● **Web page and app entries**
= Beginning of Section =
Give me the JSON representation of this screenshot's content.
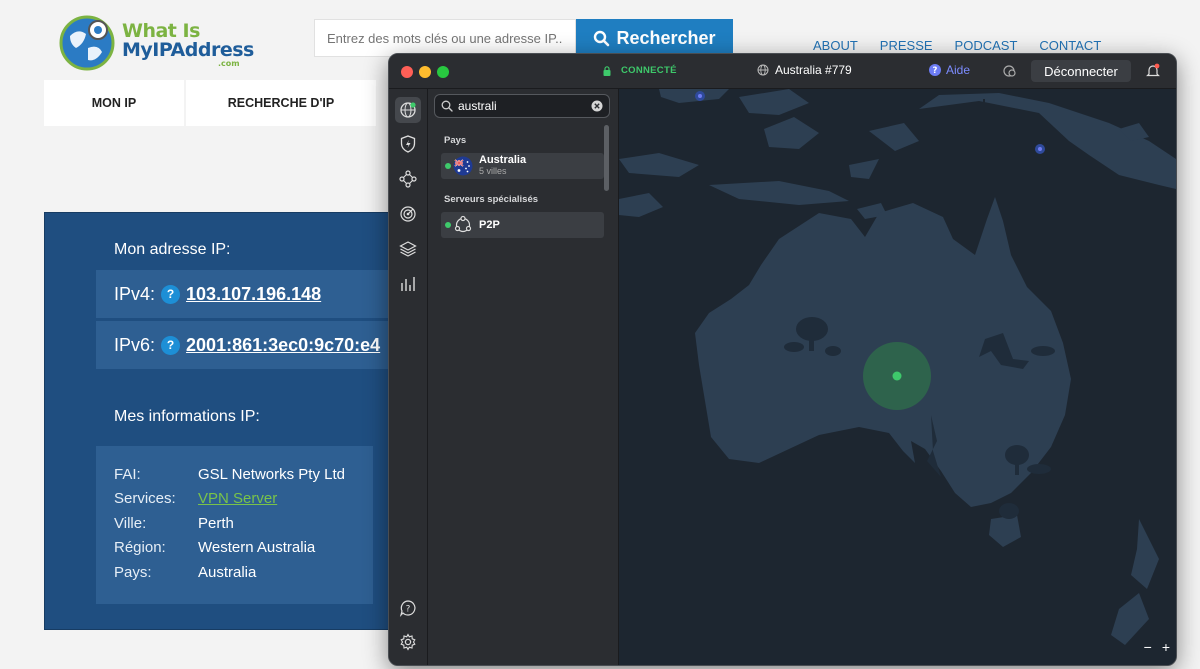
{
  "site": {
    "logo_line1": "What Is",
    "logo_line2": "MyIPAddress",
    "logo_line3": ".com",
    "search_placeholder": "Entrez des mots clés ou une adresse IP...",
    "search_button": "Rechercher",
    "top_nav": [
      "ABOUT",
      "PRESSE",
      "PODCAST",
      "CONTACT"
    ],
    "tabs": [
      "MON IP",
      "RECHERCHE D'IP"
    ],
    "ip_heading": "Mon adresse IP:",
    "ipv4_label": "IPv4:",
    "ipv4_value": "103.107.196.148",
    "ipv6_label": "IPv6:",
    "ipv6_value": "2001:861:3ec0:9c70:e4",
    "info_heading": "Mes informations IP:",
    "info": [
      {
        "key": "FAI:",
        "value": "GSL Networks Pty Ltd"
      },
      {
        "key": "Services:",
        "value": "VPN Server"
      },
      {
        "key": "Ville:",
        "value": "Perth"
      },
      {
        "key": "Région:",
        "value": "Western Australia"
      },
      {
        "key": "Pays:",
        "value": "Australia"
      }
    ]
  },
  "vpn": {
    "status": "CONNECTÉ",
    "server": "Australia #779",
    "help": "Aide",
    "disconnect": "Déconnecter",
    "search_value": "australi",
    "section_countries": "Pays",
    "country_name": "Australia",
    "country_sub": "5 villes",
    "section_special": "Serveurs spécialisés",
    "special_name": "P2P",
    "zoom_out": "−",
    "zoom_in": "+"
  },
  "colors": {
    "site_accent": "#1f7ec1",
    "ip_panel": "#1f4e80",
    "vpn_bg": "#1f2429",
    "connected_green": "#3ec96b",
    "map_land": "#2d3f52",
    "map_sea": "#1d2630"
  }
}
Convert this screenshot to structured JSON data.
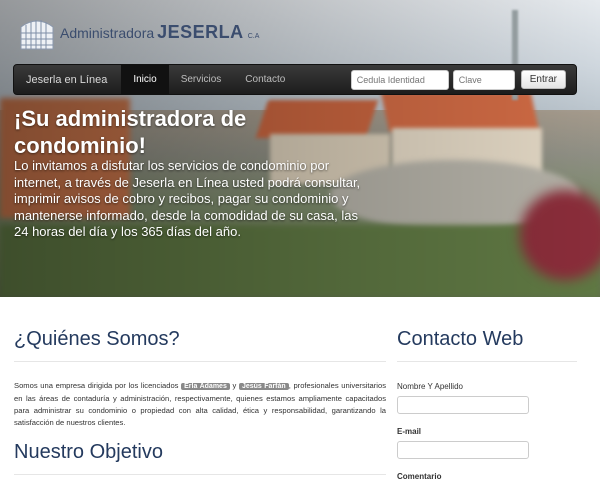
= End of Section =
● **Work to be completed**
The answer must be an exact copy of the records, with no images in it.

● **Answer section**
Give me the JSON representation of this screenshot's content.
{
  "site": {
    "logo_line1": "What Is",
    "logo_line2": "MyIPAddress",
    "logo_line3": ".com",
    "search_placeholder": "Entrez des mots clés ou une adresse IP...",
    "search_button": "Rechercher",
    "top_nav": [
      "ABOUT",
      "PRESSE",
      "PODCAST",
      "CONTACT"
    ],
    "tabs": [
      "MON IP",
      "RECHERCHE D'IP"
    ],
    "ip_heading": "Mon adresse IP:",
    "ipv4_label": "IPv4:",
    "ipv4_value": "103.107.196.148",
    "ipv6_label": "IPv6:",
    "ipv6_value": "2001:861:3ec0:9c70:e4",
    "info_heading": "Mes informations IP:",
    "info": [
      {
        "key": "FAI:",
        "value": "GSL Networks Pty Ltd"
      },
      {
        "key": "Services:",
        "value": "VPN Server"
      },
      {
        "key": "Ville:",
        "value": "Perth"
      },
      {
        "key": "Région:",
        "value": "Western Australia"
      },
      {
        "key": "Pays:",
        "value": "Australia"
      }
    ]
  },
  "vpn": {
    "status": "CONNECTÉ",
    "server": "Australia #779",
    "help": "Aide",
    "disconnect": "Déconnecter",
    "search_value": "australi",
    "section_countries": "Pays",
    "country_name": "Australia",
    "country_sub": "5 villes",
    "section_special": "Serveurs spécialisés",
    "special_name": "P2P",
    "zoom_out": "−",
    "zoom_in": "+"
  },
  "colors": {
    "site_accent": "#1f7ec1",
    "ip_panel": "#1f4e80",
    "vpn_bg": "#1f2429",
    "connected_green": "#3ec96b",
    "map_land": "#2d3f52",
    "map_sea": "#1d2630"
  }
}
Convert this screenshot to structured JSON data.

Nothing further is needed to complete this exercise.